→ **AIM OF THE TASK**:
Examine each line of the data. Copy those that contain the string "блять".

..........

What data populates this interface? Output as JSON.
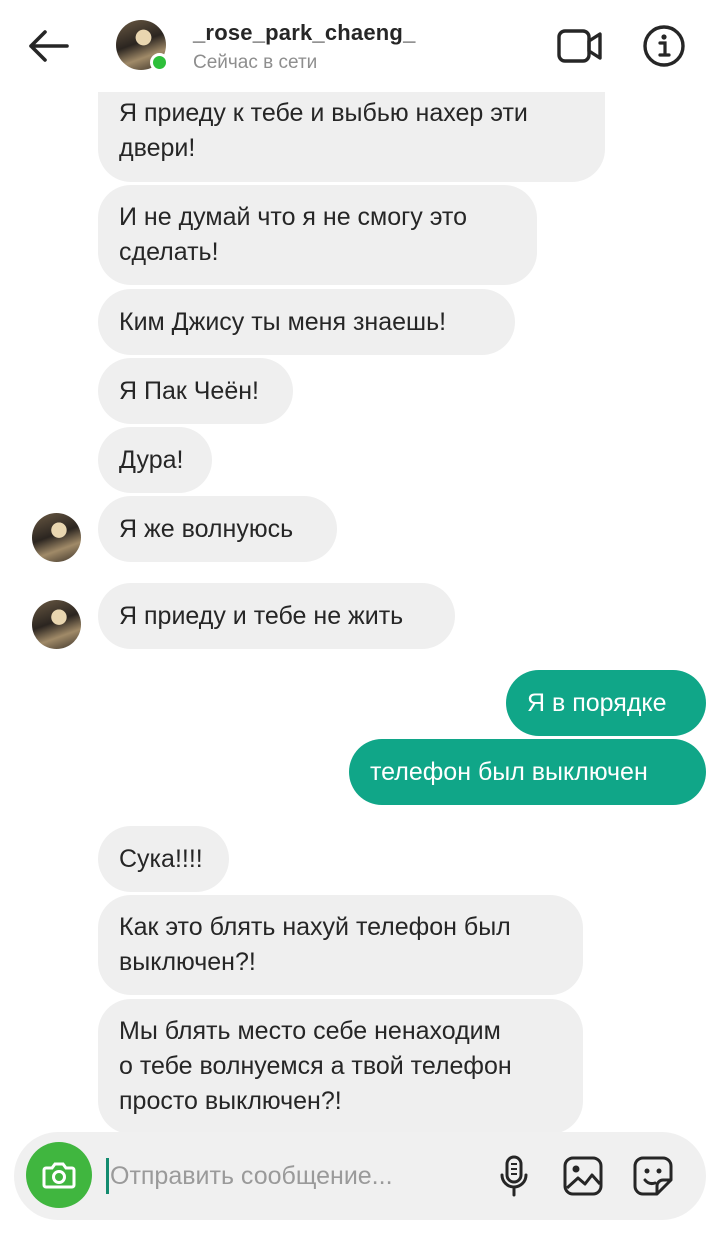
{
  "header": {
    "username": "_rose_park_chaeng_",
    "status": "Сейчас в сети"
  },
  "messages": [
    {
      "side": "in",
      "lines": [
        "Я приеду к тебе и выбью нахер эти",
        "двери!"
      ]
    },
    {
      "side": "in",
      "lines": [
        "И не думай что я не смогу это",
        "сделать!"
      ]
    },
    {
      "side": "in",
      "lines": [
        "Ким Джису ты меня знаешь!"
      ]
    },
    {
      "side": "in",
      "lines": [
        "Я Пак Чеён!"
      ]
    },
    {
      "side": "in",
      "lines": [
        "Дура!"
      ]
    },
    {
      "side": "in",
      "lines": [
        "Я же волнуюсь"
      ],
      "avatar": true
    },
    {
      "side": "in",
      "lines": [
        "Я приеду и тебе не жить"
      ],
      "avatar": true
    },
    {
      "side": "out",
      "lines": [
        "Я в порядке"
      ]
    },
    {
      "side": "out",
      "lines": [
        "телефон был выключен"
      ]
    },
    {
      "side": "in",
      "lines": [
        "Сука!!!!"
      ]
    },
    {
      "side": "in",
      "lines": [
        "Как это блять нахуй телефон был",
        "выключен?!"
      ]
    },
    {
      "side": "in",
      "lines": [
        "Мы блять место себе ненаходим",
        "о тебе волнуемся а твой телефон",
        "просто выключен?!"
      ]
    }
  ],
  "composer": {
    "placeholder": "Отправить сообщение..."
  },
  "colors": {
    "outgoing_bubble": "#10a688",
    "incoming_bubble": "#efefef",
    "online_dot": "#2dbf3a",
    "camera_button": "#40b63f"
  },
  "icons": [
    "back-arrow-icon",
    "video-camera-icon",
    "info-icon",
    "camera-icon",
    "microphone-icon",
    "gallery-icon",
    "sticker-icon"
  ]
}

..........

→ **ANSWER SECTION**:
        "Как это блять нахуй телефон был",
        "Мы блять место себе ненаходим",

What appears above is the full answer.